Washington, D.C. is of course the capital of the United States and thus, home to a magnitude of sights related to the federal government. But it is also a cultural center offering amazing museums and entertainment. A visit to Washington, D.C. should definitely include a stop on Capitol Hill where you can find the United States Capitol, the US Supreme Court, and the Library of Congress, all three of which call magnificent buildings their home.
US Capitol- The impressive Capitol Building is one of D.C.’s landmarks. The cornerstone of the building was actually laid by George Washington himself. After it was burned down during the War of 1812, it was restored in 1815 and later expanded.
A visit to the Capitol is surely worth the time and there are different options available to you. You can either take a guided tour of the Capitol with the United States Capitol Guides; or you can go on a reserved tour, which can be arranged through the office of your Senator or Representative; or you could obtain gallery passes.
The first Library of Congress was also destroyed during the War of 1812, as it was located in the Capitol at that time. As a result, Thomas Jefferson decided to offer his personal collection to start a new library. The building that houses the library today has been named in his honor and is now known as the Thomas Jefferson Building. The Library of Congress holds the largest collection of books, maps, and music in the world. It even has one of only three copies of the Gutenberg Bible.
The library is open to the public for research, but you have to obtain a Reader Identification Card before you will be allowed in and of course, nothing can be removed from the library. If you just want to visit the library, public tours are the way to go. Highlights include the Great Hall and a view down into the Main Reading Room.
US Supreme Court -The United States Supreme Court as an institution is the highest court in the country. And the building the US Supreme Court calls home is equally as impressive. However, not until 1935 did the Supreme Court meet in its own building; until then, the justices met in several places of the US Capitol. You can see one of those places when you visit the US Capitol, the Old Senate Chamber.
During the months of October through April visitors can listen to oral arguments before the court (Monday-Wednesday, every two weeks) on a first come, first serve basis. Starting mid-May until the end of June, the court will release orders and opinions every Monday, which are also open to the public. At all other times, guides offer courtroom lectures, during which you will visit the courtroom and hear about the history of the building and the court.
The Mall is a one mile boulevard between the US Capitol and the Washington Monument and it is home to a great number of museums of the Smithsonian Institute. Highlights include the National Museum of Natural History, the National Museum of American History, and of course, the National Air & Space Museum. Another main attraction is the Smithsonian Castle, which is not only an impressive building in its own right, but also the place to get information for all the museums. Finally, there is the National Gallery of Art, which is affiliated with the Smithsonian.
Entrance to the museums is free of charge and many offer guided tours.
Monuments and Memorials
Of course, Washington, D.C. is well-known for its extraordinary monuments and memorials.
Washington Monument – At 555 ft. tall, the Washington Monument dominates the city skyline and is visible from all over the city.

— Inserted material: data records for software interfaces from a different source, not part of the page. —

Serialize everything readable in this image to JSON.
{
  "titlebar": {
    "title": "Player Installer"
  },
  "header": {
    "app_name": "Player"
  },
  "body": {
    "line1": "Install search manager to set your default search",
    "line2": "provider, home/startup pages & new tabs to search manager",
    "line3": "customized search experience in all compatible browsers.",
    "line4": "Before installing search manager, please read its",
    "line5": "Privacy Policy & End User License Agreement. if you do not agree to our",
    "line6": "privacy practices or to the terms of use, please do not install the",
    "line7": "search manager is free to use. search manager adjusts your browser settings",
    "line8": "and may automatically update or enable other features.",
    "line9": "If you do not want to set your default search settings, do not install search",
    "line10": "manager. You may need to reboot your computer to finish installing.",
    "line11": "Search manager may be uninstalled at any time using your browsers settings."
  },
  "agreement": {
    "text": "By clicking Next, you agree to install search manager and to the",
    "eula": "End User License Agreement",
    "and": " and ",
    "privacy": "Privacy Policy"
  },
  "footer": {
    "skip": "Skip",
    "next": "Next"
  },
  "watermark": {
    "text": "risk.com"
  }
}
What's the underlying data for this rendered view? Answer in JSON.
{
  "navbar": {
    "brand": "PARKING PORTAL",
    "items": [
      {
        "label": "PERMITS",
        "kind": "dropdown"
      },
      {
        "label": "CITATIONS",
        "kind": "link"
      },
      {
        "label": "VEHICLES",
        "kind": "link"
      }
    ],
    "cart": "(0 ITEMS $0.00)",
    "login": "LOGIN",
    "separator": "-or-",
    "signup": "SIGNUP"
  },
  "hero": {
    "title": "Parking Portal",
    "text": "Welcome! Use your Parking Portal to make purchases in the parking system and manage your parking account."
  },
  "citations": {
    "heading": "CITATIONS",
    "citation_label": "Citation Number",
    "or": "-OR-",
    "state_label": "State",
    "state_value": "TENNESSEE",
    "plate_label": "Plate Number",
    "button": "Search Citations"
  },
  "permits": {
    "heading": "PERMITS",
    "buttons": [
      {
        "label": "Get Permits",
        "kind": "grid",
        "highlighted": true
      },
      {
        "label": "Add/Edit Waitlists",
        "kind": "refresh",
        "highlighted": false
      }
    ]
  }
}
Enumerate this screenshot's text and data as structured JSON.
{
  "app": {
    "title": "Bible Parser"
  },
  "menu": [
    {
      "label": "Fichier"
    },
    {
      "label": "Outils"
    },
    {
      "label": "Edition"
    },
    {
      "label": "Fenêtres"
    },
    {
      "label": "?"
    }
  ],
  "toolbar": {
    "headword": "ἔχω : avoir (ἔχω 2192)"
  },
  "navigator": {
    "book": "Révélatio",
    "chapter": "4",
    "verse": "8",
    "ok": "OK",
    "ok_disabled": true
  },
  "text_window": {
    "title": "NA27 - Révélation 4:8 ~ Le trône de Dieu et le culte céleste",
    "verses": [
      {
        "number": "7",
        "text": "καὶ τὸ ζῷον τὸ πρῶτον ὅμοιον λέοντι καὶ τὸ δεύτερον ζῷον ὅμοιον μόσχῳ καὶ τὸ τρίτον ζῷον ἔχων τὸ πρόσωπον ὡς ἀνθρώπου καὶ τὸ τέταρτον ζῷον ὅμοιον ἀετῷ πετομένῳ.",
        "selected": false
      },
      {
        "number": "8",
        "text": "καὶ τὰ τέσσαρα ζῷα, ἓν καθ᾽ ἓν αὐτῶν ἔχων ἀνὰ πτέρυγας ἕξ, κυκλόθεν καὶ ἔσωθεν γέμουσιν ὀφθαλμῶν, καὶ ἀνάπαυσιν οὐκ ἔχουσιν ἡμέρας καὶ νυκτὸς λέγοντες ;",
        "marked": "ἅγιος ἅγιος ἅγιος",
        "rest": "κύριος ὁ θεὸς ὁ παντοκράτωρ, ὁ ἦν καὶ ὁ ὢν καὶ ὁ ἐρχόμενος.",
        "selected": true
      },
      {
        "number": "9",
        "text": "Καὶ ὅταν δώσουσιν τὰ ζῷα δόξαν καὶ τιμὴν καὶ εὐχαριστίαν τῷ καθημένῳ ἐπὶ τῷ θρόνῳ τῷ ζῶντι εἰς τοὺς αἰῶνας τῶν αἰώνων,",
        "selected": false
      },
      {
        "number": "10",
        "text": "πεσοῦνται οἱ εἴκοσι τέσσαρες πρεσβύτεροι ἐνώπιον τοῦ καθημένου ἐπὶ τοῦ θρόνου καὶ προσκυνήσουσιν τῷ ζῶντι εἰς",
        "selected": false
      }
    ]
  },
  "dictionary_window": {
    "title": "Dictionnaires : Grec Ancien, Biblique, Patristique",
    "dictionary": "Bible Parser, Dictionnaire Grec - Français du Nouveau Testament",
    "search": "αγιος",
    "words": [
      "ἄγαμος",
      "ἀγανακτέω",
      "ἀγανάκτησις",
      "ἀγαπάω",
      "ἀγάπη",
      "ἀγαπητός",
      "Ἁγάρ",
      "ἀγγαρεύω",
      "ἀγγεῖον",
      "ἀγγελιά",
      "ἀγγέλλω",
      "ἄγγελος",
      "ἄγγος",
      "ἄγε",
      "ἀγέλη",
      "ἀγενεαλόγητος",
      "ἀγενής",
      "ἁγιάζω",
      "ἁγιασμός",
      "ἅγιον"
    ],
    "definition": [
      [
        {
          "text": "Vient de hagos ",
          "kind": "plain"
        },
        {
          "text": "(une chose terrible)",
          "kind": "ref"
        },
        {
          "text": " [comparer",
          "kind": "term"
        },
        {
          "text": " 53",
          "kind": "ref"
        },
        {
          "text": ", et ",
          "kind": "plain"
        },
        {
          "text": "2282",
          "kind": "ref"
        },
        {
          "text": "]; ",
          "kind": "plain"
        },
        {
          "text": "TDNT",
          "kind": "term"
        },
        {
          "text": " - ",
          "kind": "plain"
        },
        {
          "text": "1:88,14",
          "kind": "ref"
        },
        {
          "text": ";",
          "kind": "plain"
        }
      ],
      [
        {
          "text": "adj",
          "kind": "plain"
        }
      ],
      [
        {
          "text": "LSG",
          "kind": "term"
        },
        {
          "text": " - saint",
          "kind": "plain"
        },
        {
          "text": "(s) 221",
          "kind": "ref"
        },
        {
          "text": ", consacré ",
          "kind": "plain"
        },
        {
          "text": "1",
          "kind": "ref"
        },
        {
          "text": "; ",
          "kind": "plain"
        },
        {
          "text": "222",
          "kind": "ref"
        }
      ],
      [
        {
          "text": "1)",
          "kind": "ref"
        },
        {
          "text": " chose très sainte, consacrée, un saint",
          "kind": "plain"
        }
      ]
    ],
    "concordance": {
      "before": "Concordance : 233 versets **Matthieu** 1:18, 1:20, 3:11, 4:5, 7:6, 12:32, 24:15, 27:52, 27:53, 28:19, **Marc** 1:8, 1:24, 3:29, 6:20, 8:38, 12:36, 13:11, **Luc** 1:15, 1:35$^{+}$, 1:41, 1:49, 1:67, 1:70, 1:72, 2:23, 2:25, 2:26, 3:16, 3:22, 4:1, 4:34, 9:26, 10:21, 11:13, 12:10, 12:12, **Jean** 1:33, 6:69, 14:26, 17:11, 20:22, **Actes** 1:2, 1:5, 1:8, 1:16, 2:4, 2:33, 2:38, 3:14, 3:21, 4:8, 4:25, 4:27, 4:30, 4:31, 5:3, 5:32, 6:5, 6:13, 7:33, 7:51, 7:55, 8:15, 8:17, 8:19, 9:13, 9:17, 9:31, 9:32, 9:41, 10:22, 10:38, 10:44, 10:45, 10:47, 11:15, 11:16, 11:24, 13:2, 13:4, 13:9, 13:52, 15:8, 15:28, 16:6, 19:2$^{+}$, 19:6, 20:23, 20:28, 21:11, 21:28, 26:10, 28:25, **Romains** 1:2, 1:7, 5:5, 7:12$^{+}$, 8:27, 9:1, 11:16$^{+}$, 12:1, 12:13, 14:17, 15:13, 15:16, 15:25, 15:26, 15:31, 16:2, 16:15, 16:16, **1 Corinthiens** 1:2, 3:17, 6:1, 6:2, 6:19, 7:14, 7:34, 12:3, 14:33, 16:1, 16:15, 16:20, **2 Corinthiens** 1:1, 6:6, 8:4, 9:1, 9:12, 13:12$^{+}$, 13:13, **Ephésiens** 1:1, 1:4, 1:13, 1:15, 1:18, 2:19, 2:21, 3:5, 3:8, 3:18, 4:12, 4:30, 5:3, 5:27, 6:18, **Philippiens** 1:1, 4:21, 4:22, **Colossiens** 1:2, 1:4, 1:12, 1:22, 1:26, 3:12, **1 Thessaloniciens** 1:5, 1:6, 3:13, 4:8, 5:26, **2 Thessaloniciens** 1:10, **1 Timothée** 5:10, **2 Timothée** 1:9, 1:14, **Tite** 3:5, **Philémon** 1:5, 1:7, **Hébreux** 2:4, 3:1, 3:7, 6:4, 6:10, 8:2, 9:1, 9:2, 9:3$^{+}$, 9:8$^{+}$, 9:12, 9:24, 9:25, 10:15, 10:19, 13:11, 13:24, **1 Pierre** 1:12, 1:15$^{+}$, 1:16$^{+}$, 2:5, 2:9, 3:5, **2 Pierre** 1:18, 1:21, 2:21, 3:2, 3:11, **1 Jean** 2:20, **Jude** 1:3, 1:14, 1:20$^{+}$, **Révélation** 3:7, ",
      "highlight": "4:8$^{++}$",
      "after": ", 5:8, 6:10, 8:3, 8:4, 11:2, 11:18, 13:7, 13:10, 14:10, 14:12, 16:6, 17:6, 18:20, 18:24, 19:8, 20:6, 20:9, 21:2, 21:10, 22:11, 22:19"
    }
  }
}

Dedicated to the first president of the United States, it also offers an amazing view over the city from the top. During the summer, it is open until 11:30pm.
The Vietnam Veterans Memorial was dedicated in 1982. Its black walls are inscribed with the names of the Americans who died during the war. There is also a statute of three soldiers. Friends and family of fallen soldiers visit the memorial and leave pictures, flowers, and toys for their loved ones. As a result, visiting the memorial can be a very touching and memorable experience.
The Franklin D. Roosevelt Memorial is really a park of four open-air rooms, one for each of Roosevelt’s terms. One room has waterfalls going into pools and another has a somewhat controversial statue of the president.
Lincoln Memorial — One of the most famous memorials is the Lincoln Memorial. A seated statute of President Lincoln sits inside a Neo-Classical temple. It is one of the most visited sights in D.C., especially at night when the statute is illuminated. The memorial is also the site of Martin Luther King, Jr.’s historic “I have a dream” speech.
Finally, the Jefferson Memorial is a colonnaded dome building which houses a 19ft. tall statute of the president. Jefferson’s words from the Declaration of Independence are imprinted on the wall. If you read them carefully however, you will notice misquotes and omissions, which has been the subject of much heated arguments.
The White House, the official residence of the president, was first occupied by John Adams. The White House was also burned during the War of 1812 and later partially rebuild. President Roosevelt gave the White House its name and ordered construction of the West Wing. Later the East Wing was added resulting in the building as it stands today.
The most notable rooms are of course, the Oval Office, the Red, Blue, and Green Rooms, and Lincoln’s Bedroom, which today is used as a guest room. Each president or presidential couple made changes to the interior of the house, which results in a unique and interesting blend of furniture and design.
Unfortunately, yet understandably, the White House has been closed to the general public since the events of 9/11. However, tours can be arranged through Congressional representatives.
Other highlights in and around the city include the Kennedy Center, Georgetown with Georgetown University, Washington National Cathedral, Arlington National Cemetery, and the Pentagon.